Brand Ambition: Korn Design
Between business interests and creative concerns, Denise Korn builds the bridge
Craig Kellogg -- Interior Design, 1/1/2009 12:00:00 AM
Promotional postcards for Mercat a la Planxa. Photo by Kent Dayton. Its main dining room by D-Ash Design. Photo by Frank Oudeman.
Denise Korn is not easy to pigeonhole. She studied photography and design at Cornell University and the Parsons School of Design. Her first real job was in the graphics department of the New York Times. It was the dawn of computerized typesetting, and she fell under the spell of modernizing art director Steven Heller. "I always knew I wanted to come to Manhattan as soon as it was legal," the Boston native says. She soon discovered the world of Lower East Side nightlife at the tail end of the Andy Warhol era. "I started to collect ideas," she says, "and develop a perspective."
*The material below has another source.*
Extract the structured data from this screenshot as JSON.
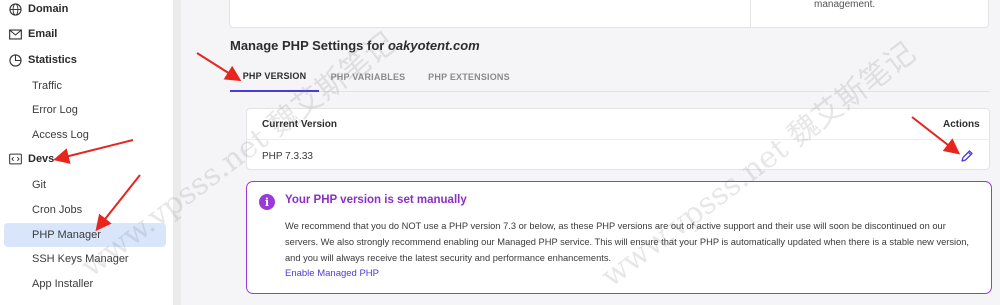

Today, Korn Design's perspective goes beyond graphics, in the traditional sense, to include the mood and narrative for shops, restaurants, and hotels. "That's never only about the graphics," Korn explains. "It's everything that touches customers."
While establishing branding and a Web presence for the London brand of hotels, run by the Blackstone Group's LXR Luxury Resorts & Hotels, Korn worked alongside David Collins Studio to create a New York property. "Everybody was expecting beefeaters at the door," she says with a smile. Instead, David Collins supplied the luxurious, textured interiors, while Korn drew on her photography background to art-direct the images of rooms that LXR uses online to sell the London NYC to potential guests, highlighting such undeniably British signatures as herringbone parquet and embossed leather-covered desks and footlockers. When the London West Hollywood opened a year and a half later, she contributed similar images of rambling roses in the garden.
David Collins Studio's penthouse suite at the London NYC. Photo by Thomas Hart Shelby. The Anya Hindmarch tote, Havaianas flip-flops, and Waterworks towel provided to guests at the London West Hollywood hotel. Photo by Kent Dayton.
In Boston, Korn helped recast a 19th-century jail as the Liberty Hotel. Drawing on the concept of freedom, she created an advertising campaign starring local ballet dancers leaping into the air. Playful touches on the hotel premises include do-not-disturb door-hang cards printed with the word solitary and adorned with shiny key blanks formed from one of the building's originals. A ball-and-chain hangs from signage for the hotel restaurant Clink. She even helped select the hotel's interior designer, Alexandra Champalimaud.
Having become familiar with Champalimaud's cultured personal style, Korn found herself speaking frankly with her new colleague about the barely-there branding of Alexandra Champalimaud & Associates. "Honey, this has to be changed," Korn declared. Soon enough, the firm was rechristened simply Champalimaud, with its Web presence streamlined and upgraded accordingly. As Korn points out, a lot of her work is accomplished thanks to the rapport she builds with principals. "We always work with the person at the top, because that's how big ideas originate."
The mermaid identity that differentiates Boston restaurant Great Bay from traditional local seafood houses. Photo by Kent Dayton. Its interior by Elkus Manfredi Architects. Photo by Francine Zaslow.
She goes on to recall her conversation with a restaurateur thinking of opening yet another tapas joint in Chicago. "I came back to him and said we're doing Catalan and Barcelona," Korn explains. The result was Mercat a la Planxa, a festive collaboration with David Ashen of D-Ash Design. Making a colorful statement in the dining room facing Millennium Park, honeycomb dividers recall the hexagonal tiles on the undulating roof of the Mercat de Santa Caterina, a historical Barcelona market renovated by Enric Miralles–Benedetta Tagliabue/EMBT—paying a debt to Antoni Gaudí.
Off the clock, Korn continues to develop her charity, Youth Design, in conjunction with AIGA chapters in three cities. The program will soon arrange its 45th seven-week paid internship for an underprivileged high-school student. Korn dreams, too, of products designed for teens, by teens. "When the kids get juiced up, it feeds me," she says. This sort of multifaceted identity project—her labor of love—probably best defines her chosen role as advocate, conduit, and facilitator. Maybe a better title would be master planner.
Portrait of Denise Korn by Antony Crook.